§ Exercise instructions:
Every entry must come back exactly as it was given.

[Data records]

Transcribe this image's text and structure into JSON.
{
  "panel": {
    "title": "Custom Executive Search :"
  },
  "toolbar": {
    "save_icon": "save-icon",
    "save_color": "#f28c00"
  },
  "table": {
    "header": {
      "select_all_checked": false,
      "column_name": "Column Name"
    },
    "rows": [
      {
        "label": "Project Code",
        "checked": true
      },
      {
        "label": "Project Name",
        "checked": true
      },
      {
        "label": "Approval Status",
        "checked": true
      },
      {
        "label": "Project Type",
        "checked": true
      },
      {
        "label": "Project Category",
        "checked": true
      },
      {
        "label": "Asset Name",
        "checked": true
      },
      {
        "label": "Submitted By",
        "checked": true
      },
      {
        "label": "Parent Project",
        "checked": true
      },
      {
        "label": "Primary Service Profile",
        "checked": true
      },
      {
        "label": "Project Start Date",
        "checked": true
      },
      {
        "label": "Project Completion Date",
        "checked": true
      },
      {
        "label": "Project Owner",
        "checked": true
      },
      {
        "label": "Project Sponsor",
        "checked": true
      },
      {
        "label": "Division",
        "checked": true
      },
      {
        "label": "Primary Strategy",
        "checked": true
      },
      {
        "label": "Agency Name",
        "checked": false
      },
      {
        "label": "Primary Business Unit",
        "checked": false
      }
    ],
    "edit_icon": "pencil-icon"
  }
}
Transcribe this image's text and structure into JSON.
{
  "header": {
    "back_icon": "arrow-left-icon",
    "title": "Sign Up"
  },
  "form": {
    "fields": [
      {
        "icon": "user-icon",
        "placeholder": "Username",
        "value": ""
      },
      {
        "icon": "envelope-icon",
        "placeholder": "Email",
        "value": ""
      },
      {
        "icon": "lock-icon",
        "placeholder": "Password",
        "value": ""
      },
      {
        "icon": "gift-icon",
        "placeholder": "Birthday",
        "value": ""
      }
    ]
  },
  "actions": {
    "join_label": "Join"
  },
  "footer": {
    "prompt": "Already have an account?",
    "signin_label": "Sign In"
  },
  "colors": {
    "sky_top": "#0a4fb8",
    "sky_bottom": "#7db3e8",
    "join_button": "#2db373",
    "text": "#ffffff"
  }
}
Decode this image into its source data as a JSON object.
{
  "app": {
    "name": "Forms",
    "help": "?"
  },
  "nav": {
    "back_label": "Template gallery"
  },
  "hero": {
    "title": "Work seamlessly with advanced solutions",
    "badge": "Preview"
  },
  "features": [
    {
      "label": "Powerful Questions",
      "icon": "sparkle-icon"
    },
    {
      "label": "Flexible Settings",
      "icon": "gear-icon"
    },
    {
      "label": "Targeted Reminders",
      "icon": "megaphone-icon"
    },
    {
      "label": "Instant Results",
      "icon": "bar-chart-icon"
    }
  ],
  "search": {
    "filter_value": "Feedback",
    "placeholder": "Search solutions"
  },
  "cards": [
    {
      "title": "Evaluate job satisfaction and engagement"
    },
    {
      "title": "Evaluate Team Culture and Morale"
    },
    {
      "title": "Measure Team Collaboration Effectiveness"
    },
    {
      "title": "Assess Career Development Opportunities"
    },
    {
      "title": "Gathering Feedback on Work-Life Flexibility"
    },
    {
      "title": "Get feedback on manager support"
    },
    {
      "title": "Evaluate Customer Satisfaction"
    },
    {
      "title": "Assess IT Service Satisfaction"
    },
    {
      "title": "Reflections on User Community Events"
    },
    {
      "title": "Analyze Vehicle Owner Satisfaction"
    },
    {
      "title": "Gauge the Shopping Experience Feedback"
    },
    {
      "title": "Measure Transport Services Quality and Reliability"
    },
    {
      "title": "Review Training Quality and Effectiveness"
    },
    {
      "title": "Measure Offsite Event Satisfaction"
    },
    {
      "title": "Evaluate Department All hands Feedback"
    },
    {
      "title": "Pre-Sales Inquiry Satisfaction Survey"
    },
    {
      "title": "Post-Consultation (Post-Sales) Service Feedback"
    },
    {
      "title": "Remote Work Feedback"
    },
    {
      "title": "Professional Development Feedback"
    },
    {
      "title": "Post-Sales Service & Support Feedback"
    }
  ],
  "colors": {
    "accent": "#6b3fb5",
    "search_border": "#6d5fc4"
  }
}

§ Exercise result:
Transcribe this image's text and structure into JSON.
{
  "panel": {
    "title": "Custom Executive Search :"
  },
  "toolbar": {
    "save_icon": "save-icon",
    "save_color": "#f28c00"
  },
  "table": {
    "header": {
      "select_all_checked": false,
      "column_name": "Column Name"
    },
    "rows": [
      {
        "label": "Project Code",
        "checked": true
      },
      {
        "label": "Project Name",
        "checked": true
      },
      {
        "label": "Approval Status",
        "checked": true
      },
      {
        "label": "Project Type",
        "checked": true
      },
      {
        "label": "Project Category",
        "checked": true
      },
      {
        "label": "Asset Name",
        "checked": true
      },
      {
        "label": "Submitted By",
        "checked": true
      },
      {
        "label": "Parent Project",
        "checked": true
      },
      {
        "label": "Primary Service Profile",
        "checked": true
      },
      {
        "label": "Project Start Date",
        "checked": true
      },
      {
        "label": "Project Completion Date",
        "checked": true
      },
      {
        "label": "Project Owner",
        "checked": true
      },
      {
        "label": "Project Sponsor",
        "checked": true
      },
      {
        "label": "Division",
        "checked": true
      },
      {
        "label": "Primary Strategy",
        "checked": true
      },
      {
        "label": "Agency Name",
        "checked": false
      },
      {
        "label": "Primary Business Unit",
        "checked": false
      }
    ],
    "edit_icon": "pencil-icon"
  }
}
Transcribe this image's text and structure into JSON.
{
  "header": {
    "back_icon": "arrow-left-icon",
    "title": "Sign Up"
  },
  "form": {
    "fields": [
      {
        "icon": "user-icon",
        "placeholder": "Username",
        "value": ""
      },
      {
        "icon": "envelope-icon",
        "placeholder": "Email",
        "value": ""
      },
      {
        "icon": "lock-icon",
        "placeholder": "Password",
        "value": ""
      },
      {
        "icon": "gift-icon",
        "placeholder": "Birthday",
        "value": ""
      }
    ]
  },
  "actions": {
    "join_label": "Join"
  },
  "footer": {
    "prompt": "Already have an account?",
    "signin_label": "Sign In"
  },
  "colors": {
    "sky_top": "#0a4fb8",
    "sky_bottom": "#7db3e8",
    "join_button": "#2db373",
    "text": "#ffffff"
  }
}
Decode this image into its source data as a JSON object.
{
  "app": {
    "name": "Forms",
    "help": "?"
  },
  "nav": {
    "back_label": "Template gallery"
  },
  "hero": {
    "title": "Work seamlessly with advanced solutions",
    "badge": "Preview"
  },
  "features": [
    {
      "label": "Powerful Questions",
      "icon": "sparkle-icon"
    },
    {
      "label": "Flexible Settings",
      "icon": "gear-icon"
    },
    {
      "label": "Targeted Reminders",
      "icon": "megaphone-icon"
    },
    {
      "label": "Instant Results",
      "icon": "bar-chart-icon"
    }
  ],
  "search": {
    "filter_value": "Feedback",
    "placeholder": "Search solutions"
  },
  "cards": [
    {
      "title": "Evaluate job satisfaction and engagement"
    },
    {
      "title": "Evaluate Team Culture and Morale"
    },
    {
      "title": "Measure Team Collaboration Effectiveness"
    },
    {
      "title": "Assess Career Development Opportunities"
    },
    {
      "title": "Gathering Feedback on Work-Life Flexibility"
    },
    {
      "title": "Get feedback on manager support"
    },
    {
      "title": "Evaluate Customer Satisfaction"
    },
    {
      "title": "Assess IT Service Satisfaction"
    },
    {
      "title": "Reflections on User Community Events"
    },
    {
      "title": "Analyze Vehicle Owner Satisfaction"
    },
    {
      "title": "Gauge the Shopping Experience Feedback"
    },
    {
      "title": "Measure Transport Services Quality and Reliability"
    },
    {
      "title": "Review Training Quality and Effectiveness"
    },
    {
      "title": "Measure Offsite Event Satisfaction"
    },
    {
      "title": "Evaluate Department All hands Feedback"
    },
    {
      "title": "Pre-Sales Inquiry Satisfaction Survey"
    },
    {
      "title": "Post-Consultation (Post-Sales) Service Feedback"
    },
    {
      "title": "Remote Work Feedback"
    },
    {
      "title": "Professional Development Feedback"
    },
    {
      "title": "Post-Sales Service & Support Feedback"
    }
  ],
  "colors": {
    "accent": "#6b3fb5",
    "search_border": "#6d5fc4"
  }
}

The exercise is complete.